“Children will not abide any, the slightest, change in the accustomed aspect of things that are daily before their eyes.” (Hawthorne 189) When Hester is ready to drop the A, something that up until then she didn’t believe she could do, Pearl stops her. She has Hester put it back on when she wanted to get rid of it and finally be happy. Pearl stops Hester from attaining a freedom she hasn’t had in years. Pearl doesn’t do it because she really can’t recognize Hester she does it because she wants to leave Hester trapped.
In The Scarlet Letter, Pearl is a very important character and she symbolizes a lot. Pearl is also very smart. She figures out before many of the adults in the town, that Dimmesdale is her father. Pearl also has a big imagination. She when she plays alone, she can turn anything as simple as a stick or a rock into something aminated, and something she play with.
Adultery is the the act of having sexual relations with someone while in a monogamous relationship marriage. Hester Prynne has committed adultery. As a result, she has brought an illegitimate child into the world, that child’s name is pearl. Despite the child being born from a sinful act, she is something beautiful much like a pearl from a clam. Hester’s beloved daughter should not be taken from her because, they share a close bond that only a mother and child could have.
Triads of Characters and Theme Author Nathaniel Hawthorne wrote The Scarlet Letter with a handful of characters and symbolic objects that truly influence the theme of this novel. Many important pairings and triads are involved through Chapter 8 of his novel, but perhaps the most important of the inventory of well connected triads is the one which relates to the theme of the novel. The triad of Hester Prynne, Reverend Arthur Dimmesdale, and Pearl best helps the reader comprehend Hawthorne’s theme of sin.

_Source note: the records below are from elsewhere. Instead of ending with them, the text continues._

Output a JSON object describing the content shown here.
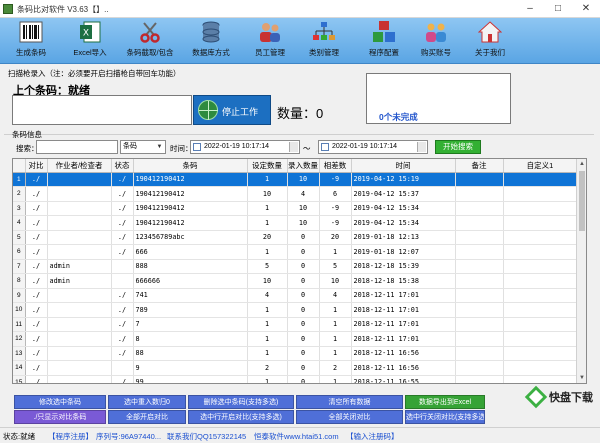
{
  "window": {
    "title": "条码比对软件 V3.63【】..",
    "controls": [
      "–",
      "□",
      "✕"
    ]
  },
  "toolbar": {
    "items": [
      {
        "label": "生成条码",
        "icon": "barcode-icon"
      },
      {
        "label": "Excel导入",
        "icon": "excel-icon"
      },
      {
        "label": "条码截取/包含",
        "icon": "scissors-icon"
      },
      {
        "label": "数据库方式",
        "icon": "database-icon"
      },
      {
        "label": "员工管理",
        "icon": "users-icon"
      },
      {
        "label": "类别管理",
        "icon": "hierarchy-icon"
      },
      {
        "label": "程序配置",
        "icon": "cubes-icon"
      },
      {
        "label": "购买账号",
        "icon": "people-icon"
      },
      {
        "label": "关于我们",
        "icon": "home-icon"
      }
    ]
  },
  "scan": {
    "caption": "扫描枪录入（注：必须要开启扫描枪自带回车功能）",
    "last_code_label": "上个条码：就绪",
    "stop_button": "停止工作",
    "qty_label": "数量：0",
    "incomplete_text": "0个未完成"
  },
  "section": {
    "title": "条码信息"
  },
  "search": {
    "label": "搜索：",
    "value": "",
    "field_value": "条码",
    "time_label": "时间：",
    "start_time": "2022-01-19 10:17:14",
    "tilde": "～",
    "end_time": "2022-01-19 10:17:14",
    "button": "开始搜索"
  },
  "table": {
    "columns": [
      "对比",
      "作业者/检查者",
      "状态",
      "条码",
      "设定数量",
      "录入数量",
      "相差数",
      "时间",
      "备注",
      "自定义1"
    ],
    "rows": [
      {
        "idx": "1",
        "compare": "./",
        "operator": "",
        "status": "./",
        "code": "190412190412",
        "set": "1",
        "entered": "10",
        "diff": "-9",
        "time": "2019-04-12 15:19",
        "selected": true
      },
      {
        "idx": "2",
        "compare": "./",
        "operator": "",
        "status": "./",
        "code": "190412190412",
        "set": "10",
        "entered": "4",
        "diff": "6",
        "time": "2019-04-12 15:37",
        "selected": false
      },
      {
        "idx": "3",
        "compare": "./",
        "operator": "",
        "status": "./",
        "code": "190412190412",
        "set": "1",
        "entered": "10",
        "diff": "-9",
        "time": "2019-04-12 15:34",
        "selected": false
      },
      {
        "idx": "4",
        "compare": "./",
        "operator": "",
        "status": "./",
        "code": "190412190412",
        "set": "1",
        "entered": "10",
        "diff": "-9",
        "time": "2019-04-12 15:34",
        "selected": false
      },
      {
        "idx": "5",
        "compare": "./",
        "operator": "",
        "status": "./",
        "code": "123456789abc",
        "set": "20",
        "entered": "0",
        "diff": "20",
        "time": "2019-01-18 12:13",
        "selected": false
      },
      {
        "idx": "6",
        "compare": "./",
        "operator": "",
        "status": "./",
        "code": "666",
        "set": "1",
        "entered": "0",
        "diff": "1",
        "time": "2019-01-18 12:07",
        "selected": false
      },
      {
        "idx": "7",
        "compare": "./",
        "operator": "admin",
        "status": "",
        "code": "888",
        "set": "5",
        "entered": "0",
        "diff": "5",
        "time": "2018-12-18 15:39",
        "selected": false
      },
      {
        "idx": "8",
        "compare": "./",
        "operator": "admin",
        "status": "",
        "code": "666666",
        "set": "10",
        "entered": "0",
        "diff": "10",
        "time": "2018-12-18 15:38",
        "selected": false
      },
      {
        "idx": "9",
        "compare": "./",
        "operator": "",
        "status": "./",
        "code": "741",
        "set": "4",
        "entered": "0",
        "diff": "4",
        "time": "2018-12-11 17:01",
        "selected": false
      },
      {
        "idx": "10",
        "compare": "./",
        "operator": "",
        "status": "./",
        "code": "789",
        "set": "1",
        "entered": "0",
        "diff": "1",
        "time": "2018-12-11 17:01",
        "selected": false
      },
      {
        "idx": "11",
        "compare": "./",
        "operator": "",
        "status": "./",
        "code": "7",
        "set": "1",
        "entered": "0",
        "diff": "1",
        "time": "2018-12-11 17:01",
        "selected": false
      },
      {
        "idx": "12",
        "compare": "./",
        "operator": "",
        "status": "./",
        "code": "8",
        "set": "1",
        "entered": "0",
        "diff": "1",
        "time": "2018-12-11 17:01",
        "selected": false
      },
      {
        "idx": "13",
        "compare": "./",
        "operator": "",
        "status": "./",
        "code": "88",
        "set": "1",
        "entered": "0",
        "diff": "1",
        "time": "2018-12-11 16:56",
        "selected": false
      },
      {
        "idx": "14",
        "compare": "./",
        "operator": "",
        "status": "",
        "code": "9",
        "set": "2",
        "entered": "0",
        "diff": "2",
        "time": "2018-12-11 16:56",
        "selected": false
      },
      {
        "idx": "15",
        "compare": "./",
        "operator": "",
        "status": "./",
        "code": "99",
        "set": "1",
        "entered": "0",
        "diff": "1",
        "time": "2018-12-11 16:55",
        "selected": false
      }
    ]
  },
  "buttons": {
    "row1": [
      {
        "label": "修改选中条码",
        "color": "#4f6fd8"
      },
      {
        "label": "选中重入数归0",
        "color": "#4f6fd8"
      },
      {
        "label": "删除选中条码(支持多选)",
        "color": "#4f6fd8"
      },
      {
        "label": "清空所有数据",
        "color": "#4f6fd8"
      },
      {
        "label": "数据导出到Excel",
        "color": "#36a336"
      }
    ],
    "row2": [
      {
        "label": "./只显示对比条码",
        "color": "#7a5ad6"
      },
      {
        "label": "全部开启对比",
        "color": "#4f6fd8"
      },
      {
        "label": "选中行开启对比(支持多选)",
        "color": "#4f6fd8"
      },
      {
        "label": "全部关闭对比",
        "color": "#4f6fd8"
      },
      {
        "label": "选中行关闭对比(支持多选)",
        "color": "#4f6fd8"
      }
    ]
  },
  "status": {
    "state": "状态:就绪",
    "register": "【程序注册】",
    "serial": "序列号:96A97440...",
    "contact": "联系我们QQ157322145",
    "company": "恒泰软件www.htai51.com",
    "register_desc": "【输入注册码】"
  },
  "watermark": {
    "text": "快盘下载"
  }
}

Enough evidence was given in the book that Hester deserves the punishment. To prove that she does, Hester was raised as a Puritan so she knew what would be the consequences she has committed adultery and is left with a baby alone to raise without a father role model. As well she is not suited to be a mother. She can’t keep Pearl.